[App and web page records]
════

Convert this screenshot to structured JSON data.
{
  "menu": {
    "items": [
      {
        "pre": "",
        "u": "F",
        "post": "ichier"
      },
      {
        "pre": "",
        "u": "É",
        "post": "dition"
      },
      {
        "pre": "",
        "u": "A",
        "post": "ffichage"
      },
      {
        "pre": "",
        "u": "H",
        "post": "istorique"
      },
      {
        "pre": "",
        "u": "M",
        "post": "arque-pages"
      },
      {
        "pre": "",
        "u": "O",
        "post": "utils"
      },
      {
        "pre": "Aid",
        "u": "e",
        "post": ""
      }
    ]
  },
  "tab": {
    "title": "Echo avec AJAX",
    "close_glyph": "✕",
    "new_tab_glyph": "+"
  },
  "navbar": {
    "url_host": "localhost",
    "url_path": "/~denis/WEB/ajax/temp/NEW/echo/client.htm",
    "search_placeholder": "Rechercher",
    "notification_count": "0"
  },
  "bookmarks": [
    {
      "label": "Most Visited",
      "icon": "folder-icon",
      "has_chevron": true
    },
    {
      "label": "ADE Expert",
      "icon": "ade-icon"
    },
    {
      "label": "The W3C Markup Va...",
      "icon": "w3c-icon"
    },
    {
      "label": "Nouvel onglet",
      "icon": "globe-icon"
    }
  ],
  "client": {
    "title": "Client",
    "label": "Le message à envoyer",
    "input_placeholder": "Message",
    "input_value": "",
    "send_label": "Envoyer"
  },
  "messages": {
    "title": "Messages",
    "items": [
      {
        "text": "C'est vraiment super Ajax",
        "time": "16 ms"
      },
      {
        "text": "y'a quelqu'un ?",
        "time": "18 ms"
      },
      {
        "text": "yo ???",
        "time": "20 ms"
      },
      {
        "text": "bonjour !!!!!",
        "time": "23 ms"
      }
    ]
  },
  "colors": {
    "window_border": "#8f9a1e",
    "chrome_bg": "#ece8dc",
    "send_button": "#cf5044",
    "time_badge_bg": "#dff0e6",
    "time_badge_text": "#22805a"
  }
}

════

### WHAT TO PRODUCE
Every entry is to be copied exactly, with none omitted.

### WRITTEN ANSWER
Convert this screenshot to structured JSON data.
{
  "menu": {
    "items": [
      {
        "pre": "",
        "u": "F",
        "post": "ichier"
      },
      {
        "pre": "",
        "u": "É",
        "post": "dition"
      },
      {
        "pre": "",
        "u": "A",
        "post": "ffichage"
      },
      {
        "pre": "",
        "u": "H",
        "post": "istorique"
      },
      {
        "pre": "",
        "u": "M",
        "post": "arque-pages"
      },
      {
        "pre": "",
        "u": "O",
        "post": "utils"
      },
      {
        "pre": "Aid",
        "u": "e",
        "post": ""
      }
    ]
  },
  "tab": {
    "title": "Echo avec AJAX",
    "close_glyph": "✕",
    "new_tab_glyph": "+"
  },
  "navbar": {
    "url_host": "localhost",
    "url_path": "/~denis/WEB/ajax/temp/NEW/echo/client.htm",
    "search_placeholder": "Rechercher",
    "notification_count": "0"
  },
  "bookmarks": [
    {
      "label": "Most Visited",
      "icon": "folder-icon",
      "has_chevron": true
    },
    {
      "label": "ADE Expert",
      "icon": "ade-icon"
    },
    {
      "label": "The W3C Markup Va...",
      "icon": "w3c-icon"
    },
    {
      "label": "Nouvel onglet",
      "icon": "globe-icon"
    }
  ],
  "client": {
    "title": "Client",
    "label": "Le message à envoyer",
    "input_placeholder": "Message",
    "input_value": "",
    "send_label": "Envoyer"
  },
  "messages": {
    "title": "Messages",
    "items": [
      {
        "text": "C'est vraiment super Ajax",
        "time": "16 ms"
      },
      {
        "text": "y'a quelqu'un ?",
        "time": "18 ms"
      },
      {
        "text": "yo ???",
        "time": "20 ms"
      },
      {
        "text": "bonjour !!!!!",
        "time": "23 ms"
      }
    ]
  },
  "colors": {
    "window_border": "#8f9a1e",
    "chrome_bg": "#ece8dc",
    "send_button": "#cf5044",
    "time_badge_bg": "#dff0e6",
    "time_badge_text": "#22805a"
  }
}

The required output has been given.